The Taming of the Shrew focuses on courtship and marriage, but, unlike most of them, it devotes a great deal of attention to married life after the wedding. The other comedies usually conclude with the wedding ceremony itself. The Merry Wives of Windsor takes place in an age when males often regarded females as playthings and when parents often chose the suitors for their daughters. But it is the women who win the day in this comedy. Two ordinary housewives, Mrs.
Throughout the first chapter, Mr Bennet toys with his wife by feigning and then dropping interest on the subject of Netherfields owner, when in fact later we realise he has known of Mr Bingley all along. This is an example used by Austen to show the reader that Mr Bennet uses his wife as his source of entertainment in the sense that he tends to laugh at her a lot. During the conversation, he sarcastically suggests that Mrs Bennet is just as pretty as any of their daughters and could just as easily
Titania, Hermia, Helena, and Hippolyta are the women in this play that show various ways of how friendships are complicated. Titania, the Queen of the Fairies, takes care of a changeling boy, whom her husband, Oberon, wants as his own slave; but her love for the boy and his mother, she creates a stir in the play. Hermia and Helena’s friendship goes back to their childhood days as best friends. Their path in friendship take a turn when Hermia and Lysander want to run away and get eloped, Helena tells the apple of her eye, Demetrius – who was ordered by Egeus (Hermia’s father) to marry his daughter – which causes catastrophe. Hippolyta is the Queen of the Amazons also, the soon to be wife of Theseus – the Duke of Athens.

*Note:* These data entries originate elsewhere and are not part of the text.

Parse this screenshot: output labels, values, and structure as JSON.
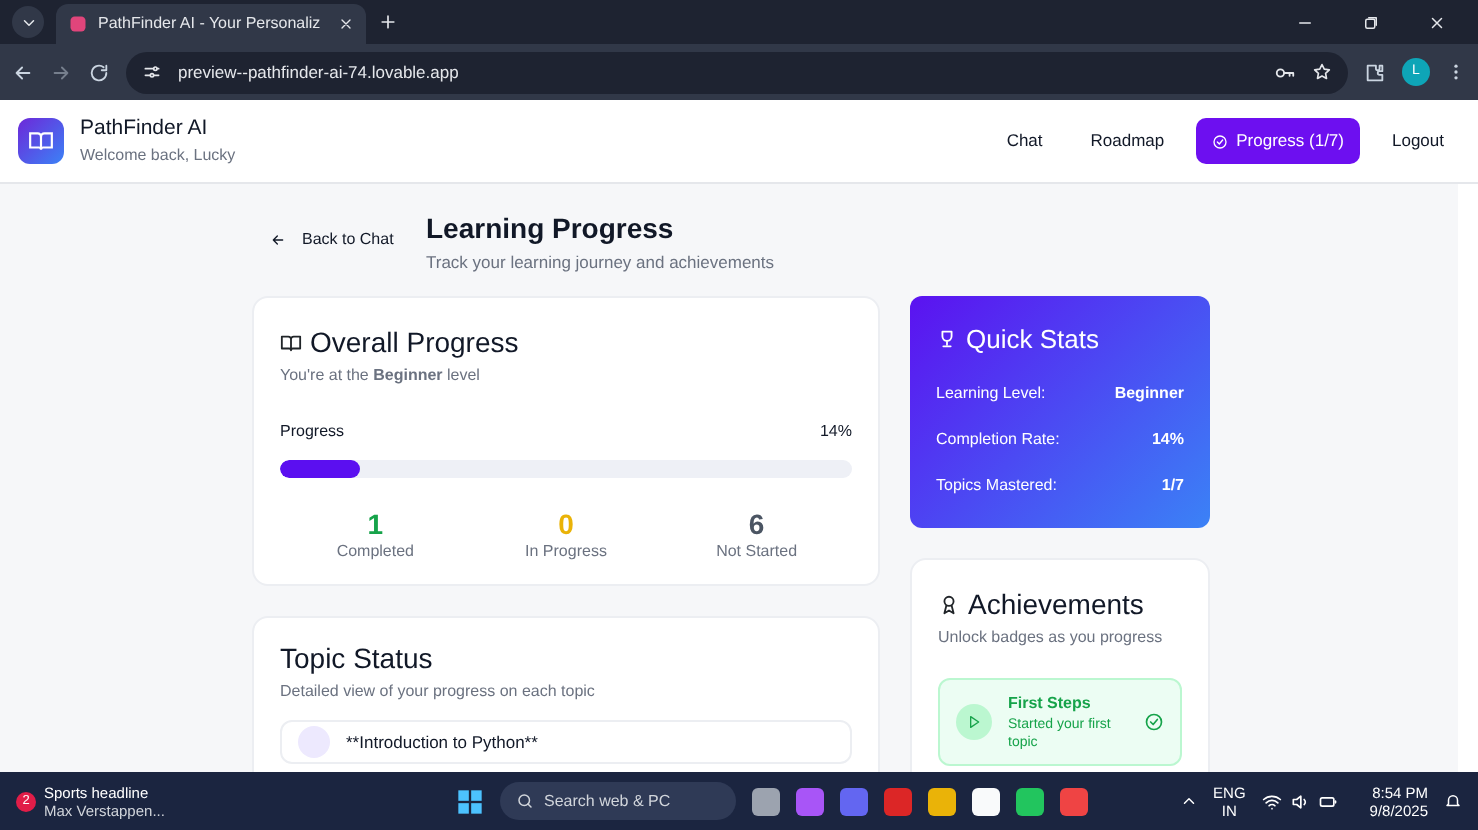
{
  "browser": {
    "tab_title": "PathFinder AI - Your Personaliz",
    "url": "preview--pathfinder-ai-74.lovable.app",
    "profile_initial": "L"
  },
  "header": {
    "app_name": "PathFinder AI",
    "subtitle": "Welcome back, Lucky",
    "nav": [
      {
        "label": "Chat",
        "selected": false
      },
      {
        "label": "Roadmap",
        "selected": false
      },
      {
        "label": "Progress (1/7)",
        "selected": true
      },
      {
        "label": "Logout",
        "selected": false
      }
    ]
  },
  "back_link": "Back to Chat",
  "page_title": "Learning Progress",
  "page_subtitle": "Track your learning journey and achievements",
  "overall": {
    "title": "Overall Progress",
    "subtitle": "You're at the **Beginner** level",
    "progress_label": "Progress",
    "progress_value": "14%",
    "level": 0.14,
    "stats": [
      {
        "value": "1",
        "label": "Completed",
        "color": "#16a34a"
      },
      {
        "value": "0",
        "label": "In Progress",
        "color": "#eab308"
      },
      {
        "value": "6",
        "label": "Not Started",
        "color": "#4b5563"
      }
    ]
  },
  "topic_status": {
    "title": "Topic Status",
    "subtitle": "Detailed view of your progress on each topic",
    "topics": [
      {
        "title": "**Introduction to Python**"
      }
    ]
  },
  "quick_stats": {
    "title": "Quick Stats",
    "rows": [
      {
        "label": "Learning Level:",
        "value": "Beginner"
      },
      {
        "label": "Completion Rate:",
        "value": "14%"
      },
      {
        "label": "Topics Mastered:",
        "value": "1/7"
      }
    ]
  },
  "achievements": {
    "title": "Achievements",
    "subtitle": "Unlock badges as you progress",
    "items": [
      {
        "title": "First Steps",
        "description": "Started your first topic",
        "unlocked": true
      }
    ]
  },
  "taskbar": {
    "news_badge": "2",
    "news_title": "Sports headline",
    "news_text": "Max Verstappen...",
    "search_placeholder": "Search web & PC",
    "language": "ENG",
    "region": "IN",
    "time": "8:54 PM",
    "date": "9/8/2025"
  }
}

This obedient nature can be seen through the following quote “No, Torvald – I promise you, honestly - !” (Ibsen 27), as a response to Torvald questioning Nora about having macaroons. This quote reflects the child like nature of Nora as the audience knows that she has eaten Macaroons and is lying to Torvald over a trivial matter much like how a child would do so when questioned by a parent. This creates the effect of Nora having a the ignorance of a child and has to depend on Torvald for everything. This could be seen as reflecting how woman of the time had to depend on their husbands for their livelihood and were completely obedient too men. This idea of woman being obedient can also be seen through the various animal references that Torvald makes when addressing Nora seen through the following quotes; “squirrel” (Ibsen 24), “songbird” (Ibsen 27), squanderbird” (Ibsen 26).
Being an honor student Hope looks down at her father, ”a seventh-grade dropout from a country school”, underestimating him. She is critical of him and nags him ”about his table manners, his taste in television programs, his lack of a 'political conscience'”. Mr. Brunty, however, is proud of his daughter: she is different from the other girls her age and has a unique personality. ”He is grateful his own daughter bears so little resemblance to them [other teenage girls]”. He seems to know a lot about her, including small details not every father would notice: ”It's like her, Mr. Brunty thinks, not to have a comb.
Most teenage tell about their sexy life and taking picture with their boyfriend kissing just to be cool. As we sit and think do it start at home, or just being around the wrong people. May we need them to get more involve in church or some type of activity so they can keep a positive head on their shoulder? There are parent who dress like ‘hoochie-mom’ that can be a bad influence on their girls. Most girls pick up habit from the mom way of dressing.